Again, the Court said:
'The principle embodied in S. 107(2) and Art. 254(2) is that when there is legislation covering the same ground both by the Centre and by the Province, both of them being competent to enact the same, the law of the Centre should prevail over that of the State.'
17. From the observations in T. Barai's case, (AIR 1983 SC 150), which we have extracted here, it is evident that the subsequent law made by the Parliament need not expressly repeal the State law. If the subsequent law made by the Parliament is repugnant to the State law which operated as a valid law under Art. 254(2), the State law would not prevail as it would be substituted by the Parliamentary law.
18. In case where there is a Parliamentary law in regard to one of the matters in the Concurrent List, the State cannot make a law except in accordance with Art. 254(2) of the Constitution. That provision is an exception to the rule embodied in Art. 254(l) that the law made by the Parliament would always prevail over the law made by the State in regard to the matter in the Concurrent List. Such a question would arise only when there is inconsistency or repugnancy. If both provisions, i.e. the State law and the Parliamentary law, cannot stand together, there would necessarily be repugnancy and the State law must give way to the law made by the Parliament.

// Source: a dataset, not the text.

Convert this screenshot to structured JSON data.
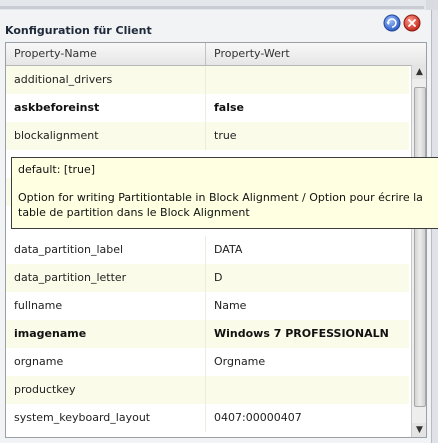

The exception to this is when the President examines the law made by the State Legislature and on examination finds that assent could be given. But the Parliament may make a subsequent exercise. Such subsequent exercise may be such as to add to, amend, vary or repeal the law of the State. The legislation by the Parliament would prevail over the State legislation thereafter. It is not necessary for the Parliament to expressly state that it adds to, varies, amends or repeals the law made by the State. If there is repugnancy between subsequent legislation made by the Parliament and the law operating in the State by virtue of Art. 256(2) of the Constitution, the law by Parliament would prevail to the extent of such repugnancy.
19. If by reason of State legislation in exercise of Art. 254(2) of the Constitution S. 28, Land Acquisition Act, 1894, operated in Gujarat State to award only 41/2% interest on the enhanced amount and if by a subsequent law, the Parliament has amended S. 28 to increase the rate of interest to 9% per annum, the latter provision would be repugnant to the earlier provision enacted by the State amendment and consequently the law made by the Parliament should prevail. The interest operative under S. 28 from 25-9-1984 would, therefore, be 9%. Taking note of these transitional provisions in S. 30, this would operate in regard to all awards made by the Collector or Court subsequent to 30th April, 1982 and also to orders passed by the High Court or Supreme Court in appeal against any such award after the 30th April, 1982. This appeal was pending on the date of commencement of this Act and, therefore, it has necessarily to be decided under the amended provisions.
20. Accordingly, therefore, the solatium of the enhancement compensation would be 30% and not 15% and the interest on the enhanced amount would not be 41/2% but 9% (from) date of taking possession. To that extent, the judgment dictated by us on 15-11-1984 will stand altered and the decree will be made accordingly.
21. Order accordingly.